bookssnob said...

Mary you do make me laugh! Poor old Mrs Miniver.

I saw a little clip of it on youtube and was very upset at the American Clem...could they really not have had a British actor?! I will watch it though - especially as it's only £2!

Funny about Wilfred and Eileen - I put it in my shopping basket for the next time I order something after it was mentioned on the Persephone Post. I'm even more intrigued about it now! Turns out the author was head of the English dept for several years in a school right next to the one I'm going to be teaching at...and he's also written a very good book about education. A discovery indeed!

Lucille said...

Would this be a good moment to ask you about your blog name? I was convinced your own name must be Judy.

Lucille said...

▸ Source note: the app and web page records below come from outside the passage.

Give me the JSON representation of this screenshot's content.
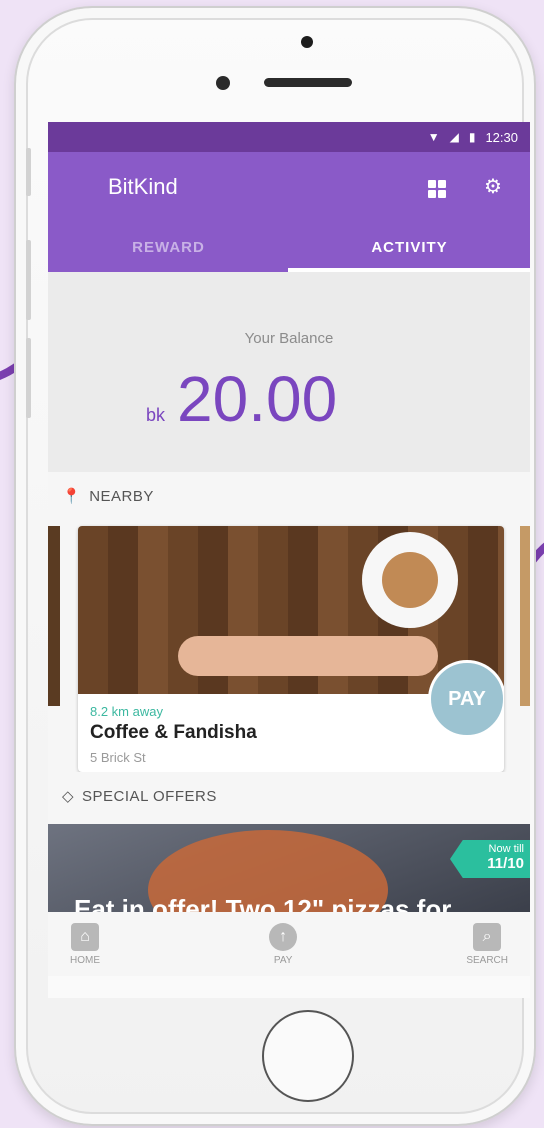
{
  "status_bar": {
    "time": "12:30",
    "wifi_icon": "wifi-icon",
    "signal_icon": "signal-icon",
    "battery_icon": "battery-icon"
  },
  "app_bar": {
    "title": "BitKind",
    "grid_icon": "grid-icon",
    "settings_icon": "gear-icon"
  },
  "tabs": [
    {
      "label": "REWARD",
      "active": false
    },
    {
      "label": "ACTIVITY",
      "active": true
    }
  ],
  "balance": {
    "label": "Your Balance",
    "currency": "bk",
    "amount": "20.00"
  },
  "nearby": {
    "heading": "NEARBY",
    "card": {
      "distance": "8.2 km away",
      "name": "Coffee & Fandisha",
      "address": "5 Brick St",
      "pay_label": "PAY"
    }
  },
  "offers": {
    "heading": "SPECIAL OFFERS",
    "banner": {
      "title": "Eat in offer! Two 12\" pizzas for",
      "badge_line1": "Now till",
      "badge_line2": "11/10"
    }
  },
  "bottom_nav": [
    {
      "label": "HOME",
      "icon": "store-icon"
    },
    {
      "label": "PAY",
      "icon": "arrow-up-icon"
    },
    {
      "label": "SEARCH",
      "icon": "search-icon"
    }
  ],
  "colors": {
    "primary": "#8a5ac8",
    "status_bar": "#6b3a9a",
    "accent_teal": "#2bbf9e",
    "balance_text": "#7a46bf"
  }
}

PS The real Mrs Miniver by Ysenda Maxtone Graham makes very interesting reading.

Cait O'Connor said...

I must seek out this film. I must have seen it years ago?

mary said...

Rachel, as I was reading Wilfred and Eileen, I thought you might enjoy it more than I did.

Lucille, it would make more sense if I were a Judy - but I'm not. The blog name wasn't thought out. I was tinkering, wondering how people started blogs - and to my surprise, it was so easy that I had one before I knew what I was doing. And Mrs Miniver's Daughter popped into my head. There was no real reason for it.

Cait, I did enjoy it, just not in the same way as the book.

Darlene said...

I'm glad that I didn't know Greer married the man who played her son in the film. It would have been a case of 'chemistry alert' the whole time!

'...the strain of having to make her own tea in the mornings.' Priceless, I love it!

mary said...

Darlene, I didn't realise until after I'd seen it. But maybe I did pick up on some chemistry - because as soon as I saw him, I took against him. At the time I put it down to bad haircut and bad casting.
Then I got distracted by Mrs M's far too American home. They couldn't even leave her name alone and turned her into a Kay.

A Trifle Rushed said...

Oh! I must get it, I think I watched at boarding school, just the kind of film the nuns would have thought suitable, one of them would hire movies and the whole school squashed into the small hall, it was usually 'The Song of Bernadette' or something with a good faithful message', but I'm sure Mrs Miniver was also one we watched.
I would imagine they used an American actor as by that stage most suitable Brits would actually be a little to busy with the war to dash out to Holywood.

mary said...

Jude, I had the same nuns. It was either Song of Bernadette or The Sound of Music. But only on feastdays.